254, 2, 0,
255, 10, 1, or
253, 0, 0 (this is particularly important in the second method below). Where significantly different colors meet you could get completely different color values - for example purple pixels near red/blue boundaries. This would require extensive cleanup or other methods not covered by this answer.
Method one is to add the RGB bands separately (not all at once, or composite, by adding the file name, but go into the file name and add the individual band) to ArcMap and examine them. While all will display in grayscale, you may find one band where all classes are easily identifiable (meaning for that color band, each class has a fairly distinctive value). If so you can right-click that band and Data > Export it to a separate raster, then run Reclassify to change the values to something more logical such as smaller, sequenced values. However it’s possible that in one band two different classes will share the same value – for example both cyan and yellow have a green value of 255, so those colors/classes would be indistinguishable in the green band. You could examine and export all the bands, run Reclassify to get the ones you can ID in each, and then add all the results together with Raster Calculator to eventually arrive at a single classed raster.
Method two utilizes some processing with the Raster Calculator. Start by adding each band separately as above and export them to their own raster. Take the red band of your image and multiply the values by 1,000,000. Then take your green band and multiply it by 1,000. Now you can add all three bands together. Before a red pixel would have resulted in 255. Now it will result in 255,000,000. This is one way to concatenate the numbers into unique values that each represent a color. In theory each of your land cover classes will have the same unique value. Again, you use Reclassify to change the values to something simpler.
Method three utilizes the Image Classification toolbar (which you’ll probably need to add – Customize > Toolbars). On the toolbar, select the second button from the right – Draw Polygon. Now draw a shape encompassing a few pixels that are definitely in one class (say, the middle of a particular region). Do this for each color/class in your RGB. Then click the leftmost button on the toolbar, Classification, and choose the first option – Interactive Supervised Classification. Alternatively, without drawing the boxes and if you know how many classes you have (plus one for any no data areas) you could try the Iso Cluster Unsupervised Classification first. You should end up with a temporary, single band, classified raster that you can then right-click and export.

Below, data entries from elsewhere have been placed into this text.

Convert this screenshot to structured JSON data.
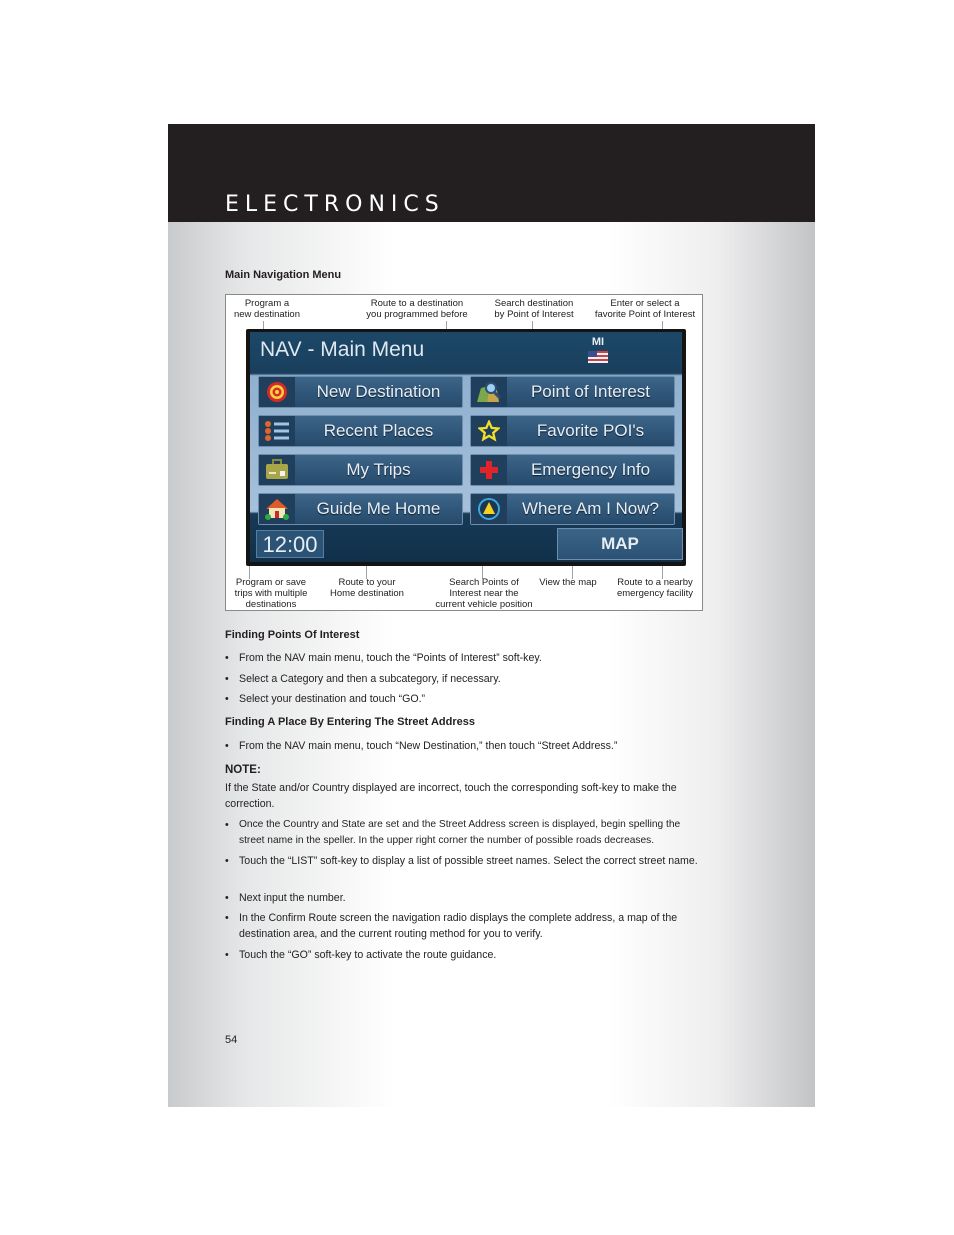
{
  "header": {
    "title": "ELECTRONICS"
  },
  "section_title": "Main Navigation Menu",
  "figure": {
    "callouts_top": [
      "Program a\nnew destination",
      "Route to a destination\nyou programmed before",
      "Search destination\nby Point of Interest",
      "Enter or select a\nfavorite Point of Interest"
    ],
    "callouts_bottom": [
      "Program or save\ntrips with multiple\ndestinations",
      "Route to your\nHome destination",
      "Search Points of\nInterest near the\ncurrent vehicle position",
      "View the map",
      "Route to a nearby\nemergency facility"
    ],
    "screen": {
      "title": "NAV - Main Menu",
      "state": "MI",
      "flag_icon": "us-flag-icon",
      "buttons": [
        {
          "label": "New Destination",
          "icon": "target-icon"
        },
        {
          "label": "Point of Interest",
          "icon": "map-search-icon"
        },
        {
          "label": "Recent Places",
          "icon": "list-icon"
        },
        {
          "label": "Favorite POI's",
          "icon": "star-icon"
        },
        {
          "label": "My Trips",
          "icon": "suitcase-icon"
        },
        {
          "label": "Emergency Info",
          "icon": "red-cross-icon"
        },
        {
          "label": "Guide Me Home",
          "icon": "house-icon"
        },
        {
          "label": "Where Am I Now?",
          "icon": "location-arrow-icon"
        }
      ],
      "time": "12:00",
      "map_button": "MAP"
    }
  },
  "sections": [
    {
      "title": "Finding Points Of Interest",
      "bullets": [
        "From the NAV main menu, touch the “Points of Interest” soft-key.",
        "Select a Category and then a subcategory, if necessary.",
        "Select your destination and touch “GO.”"
      ]
    },
    {
      "title": "Finding A Place By Entering The Street Address",
      "bullets": [
        "From the NAV main menu, touch “New Destination,” then touch “Street Address.”"
      ]
    }
  ],
  "note": {
    "label": "NOTE:",
    "text": "If the State and/or Country displayed are incorrect, touch the corresponding soft-key to make the correction."
  },
  "more_bullets": [
    "Once the Country and State are set and the Street Address screen is displayed, begin spelling the street name in the speller. In the upper right corner the number of possible roads decreases.",
    "Touch the “LIST” soft-key to display a list of possible street names. Select the correct street name.",
    "Next input the number.",
    " In the Confirm Route screen the navigation radio displays the complete address, a map of the destination area, and the current routing method for you to verify.",
    "Touch the “GO” soft-key to activate the route guidance."
  ],
  "bullet_char": "•",
  "page_number": "54"
}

The results of any of these three methods would be suitable for building a raster attribute table. Note these solutions will only recover categorical or thematic classed data. The original values of data classified into ranges or even unique values like a DEM cannot be recovered.